Returning Minimalism to Its Roots

“Minimalism champions living with less, but Marie’s tidying method encourages living with items you truly cherish,” says the site for Marie Kondo, the self-help guru you are probably familiar with, if only as a reader. For a few days last year, some viewers of her Netflix show took to social media to decry her plan for getting rid of unread books.

A helpful Twitter user clarified: “WHAT MARIE KONDO SAYS: Think about getting rid of books you aren’t going to read or reread. WHAT TWITTER HEARS: Let’s burn all books and slay the writers! Let the streets run red with their blood as our literary pyre’s smoke blocks out the sun….”

Kondo eventually felt the need to respond by saying she meant only that each person might think on what he or she values and act accordingly. Also, that if you do shed books they should be donated.
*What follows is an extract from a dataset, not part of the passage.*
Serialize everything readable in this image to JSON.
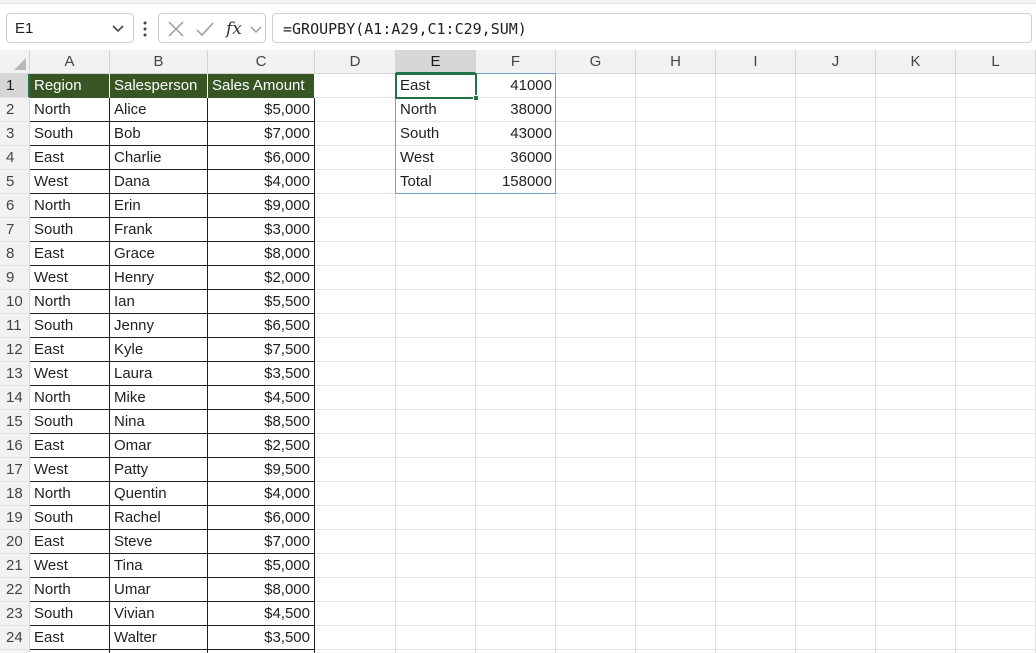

And that she based her advice on the perils of humidity, which can ruin books, which just seems odd.

It is odder that many of the things that bring her joy, which are also for sale on her site, can be cheaply manufactured in poorer countries and hugely marked-up, such as a crudely-sharpened stick ($12), a taper candle ($48), a ladle ($96), and a small brass mirror ($150).
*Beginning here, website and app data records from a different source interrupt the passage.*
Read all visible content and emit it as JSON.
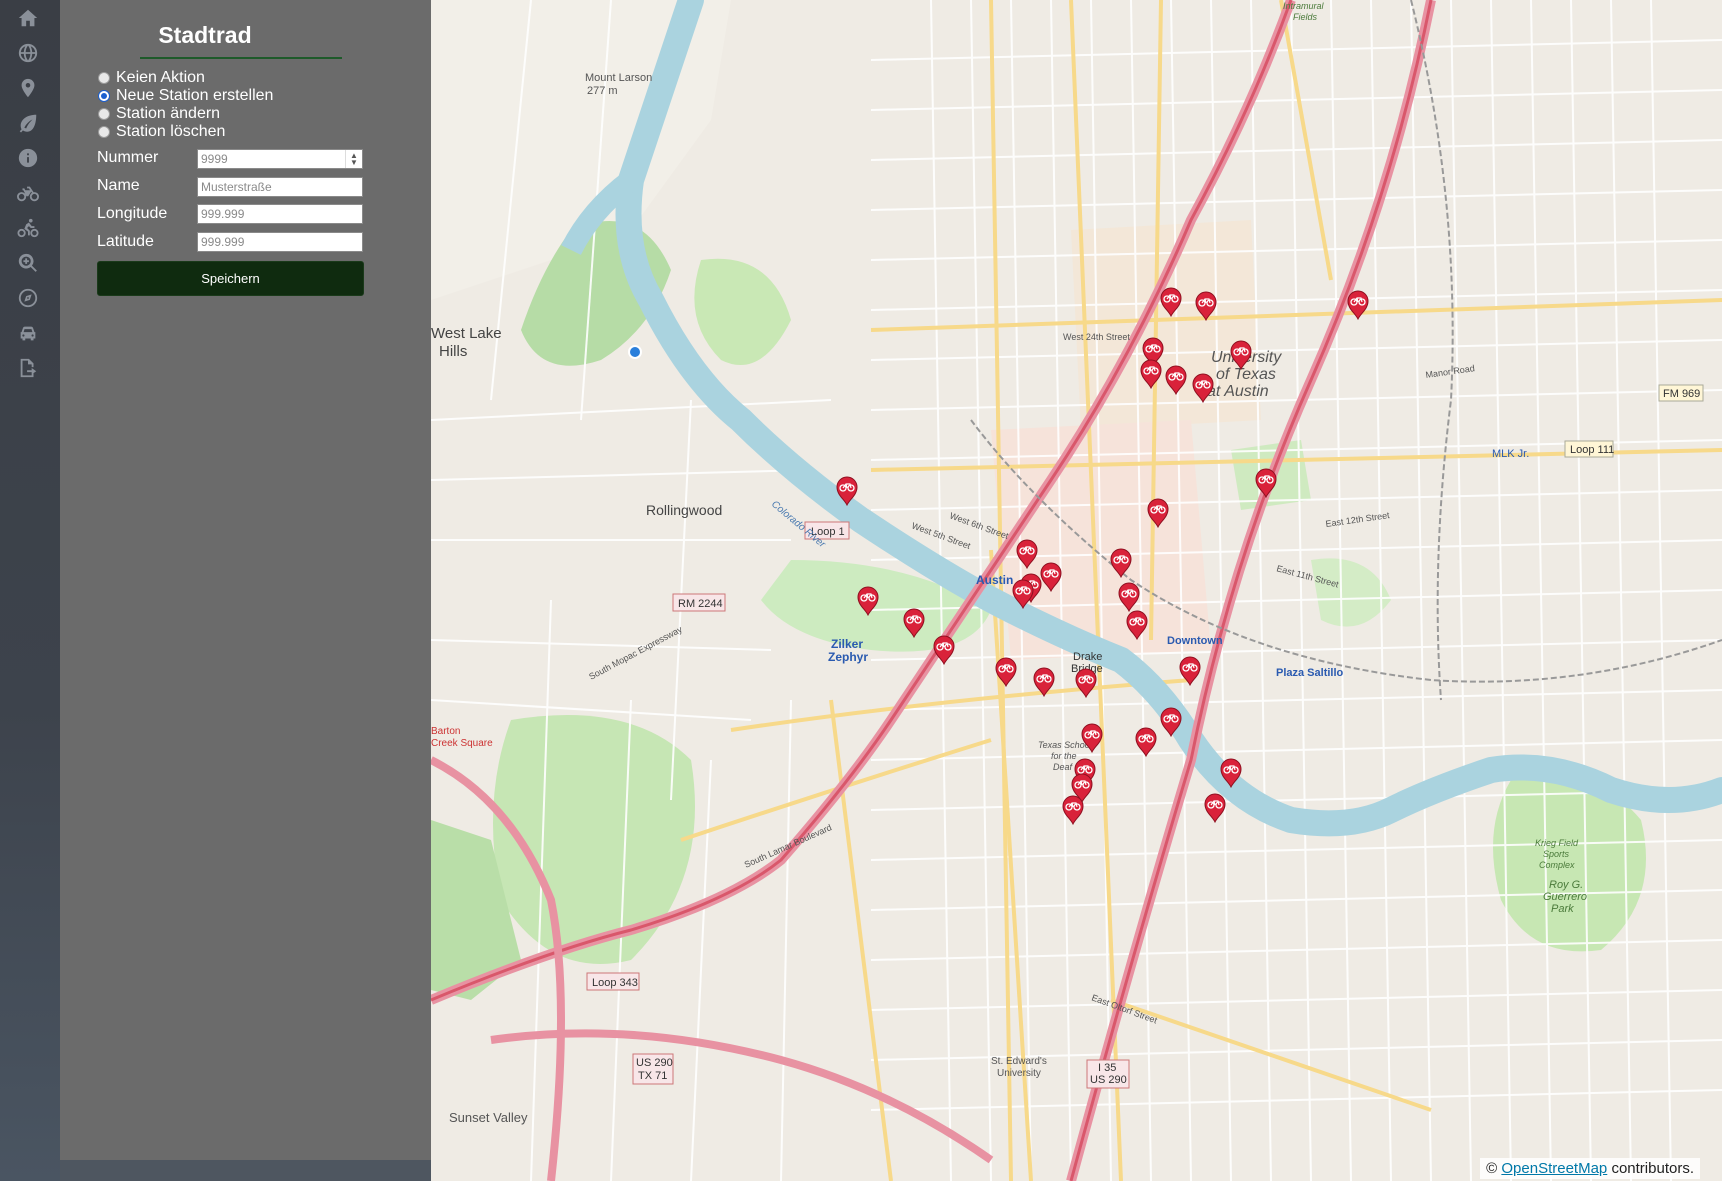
{
  "nav": {
    "icons": [
      "home-icon",
      "globe-icon",
      "map-pin-icon",
      "leaf-icon",
      "info-icon",
      "bicycle-icon",
      "cyclist-icon",
      "zoom-search-icon",
      "compass-icon",
      "car-icon",
      "export-icon"
    ]
  },
  "panel": {
    "title": "Stadtrad",
    "actions": [
      {
        "label": "Keien Aktion",
        "checked": false
      },
      {
        "label": "Neue Station erstellen",
        "checked": true
      },
      {
        "label": "Station ändern",
        "checked": false
      },
      {
        "label": "Station löschen",
        "checked": false
      }
    ],
    "fields": {
      "nummer_label": "Nummer",
      "nummer_placeholder": "9999",
      "name_label": "Name",
      "name_placeholder": "Musterstraße",
      "longitude_label": "Longitude",
      "longitude_placeholder": "999.999",
      "latitude_label": "Latitude",
      "latitude_placeholder": "999.999"
    },
    "save_label": "Speichern"
  },
  "map": {
    "attribution_prefix": "©",
    "attribution_link": "OpenStreetMap",
    "attribution_suffix": "contributors.",
    "labels": {
      "mount_larson": "Mount Larson",
      "mount_larson_elev": "277 m",
      "west_lake_hills_1": "West Lake",
      "west_lake_hills_2": "Hills",
      "rollingwood": "Rollingwood",
      "loop1": "Loop 1",
      "rm2244": "RM 2244",
      "zilker_1": "Zilker",
      "zilker_2": "Zephyr",
      "austin": "Austin",
      "university_1": "University",
      "university_2": "of Texas",
      "university_3": "at Austin",
      "downtown": "Downtown",
      "drake_1": "Drake",
      "drake_2": "Bridge",
      "plaza_saltillo": "Plaza Saltillo",
      "mlk": "MLK Jr.",
      "loop111": "Loop 111",
      "fm969": "FM 969",
      "loop343": "Loop 343",
      "us290_1": "US 290",
      "us290_2": "TX 71",
      "i35_1": "I 35",
      "i35_2": "US 290",
      "sunset_valley": "Sunset Valley",
      "st_edwards_1": "St. Edward's",
      "st_edwards_2": "University",
      "roy_g_1": "Roy G.",
      "roy_g_2": "Guerrero",
      "roy_g_3": "Park",
      "barton_1": "Barton",
      "barton_2": "Creek Square",
      "colorado_river": "Colorado River",
      "south_mopac": "South Mopac Expressway",
      "south_lamar": "South Lamar Boulevard",
      "east_oltorf": "East Oltorf Street",
      "west_24th": "West 24th Street",
      "manor_road": "Manor Road",
      "east_12th": "East 12th Street",
      "east_11th": "East 11th Street",
      "west_6th": "West 6th Street",
      "west_5th": "West 5th Street",
      "intramural_1": "Intramural",
      "intramural_2": "Fields",
      "texas_school_1": "Texas School",
      "texas_school_2": "for the",
      "texas_school_3": "Deaf",
      "krieg_1": "Krieg Field",
      "krieg_2": "Sports",
      "krieg_3": "Complex"
    },
    "stations_count_shown": 33
  }
}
But minimalism takes many forms. Recently I encountered an article by Michelle C. Neely, Assistant Professor of English at Connecticut College, titled “Radical Minimalism: ‘Walden’ in the Capitalocene.”

The Capitalocene is a term used by Jason Moore, a sociologist who “argues for the centrality of historical thinking in coming to grips with capitalism’s planetary crises of the twenty-first century. Against the Anthropocene’s shallow historicization, [Moore] argue[s] for the Capitalocene, understood as a system of power, profit and re/production in the web of life.”

Michelle Neely recalls recent scholarship that reminds us that a “Revolutionary-era model of ‘patriot-consumers,’ whose duty as citizens was ‘tied to self-sacrifice and withdrawal from the marketplace’ was gradually eclipsed by ‘citizen-consumers’…. [T]he ascendency…was so complete by the close of the Civil War that most Americans now have trouble even recognizing the patriot-consumer model when they see it, outside of the narrow context of the Revolutionary War and pre-Revolutionary boycotts. […] Rather than a simple turn to the individual away from the collective, dietary and domestic frugality practices attempted to mediate a perceived conflict between individual, private desires and national, political goods such as the economic independence of farmers and other citizens.”

That is, not always doing what is good for General Motors might be good for the Republic. (One way to think about how far we have floated from the idea of frugal patriot-consumers is to look at revenue from gun and ammunition sales—$11 billion in the US in 2019—half of which is generated by only three percent of the population. Oddly, some of those people call themselves Three Percenters for an entirely different reason: supposedly in homage to rebelling colonists.)

Neely reads Walden in these terms and says Thoreau believed “the demands of capitalism are antithetical to both the demands of radical democracy and meaningful intellectual and personal independence; following the consumerist and acquisitive imperatives of capitalism means not only enslaving others, in the literal sense that buying the market products of slavery helps perpetuate the slave system, but also oneself, since an inability to manage one’s appetite, one’s ‘internal economy’ means being controlled by the external market economy.”

This is interesting, as it suggests how the modern libertarian urge for minimalist government and maximal independence, for example, has broken away from one of its philosophical roots.

Neely says there is a “fiction” in the idea that “lifestyle” minimalism is a new invention, or popular, because of “the despair of late capitalism.” Most of those movements are picking up on, without acknowledgement, Thoreau’s “Economy” chapter of Walden, and ideas that go even further back.

“What would it mean to recognize the homegrown minoritarian veins of anti-consumerism as having been there all along, as an integral part of U.S. culture?” she asks.

John Griswold

John Griswold is a staff writer at The Common Reader. His most recent book is a collection of essays, The Age of Clear Profit: Essays on Home and the Narrow Road (UGA Press 2022). His previous collection was Pirates You Don’t Know, and Other Adventures in the Examined Life. He has also published a novel, A Democracy of Ghosts, and a narrative nonfiction book, Herrin: The Brief History of an Infamous American City. He was the founding Series Editor of Crux, a literary nonfiction book series at University of Georgia Press. His work has been included and listed as notable in Best American anthologies.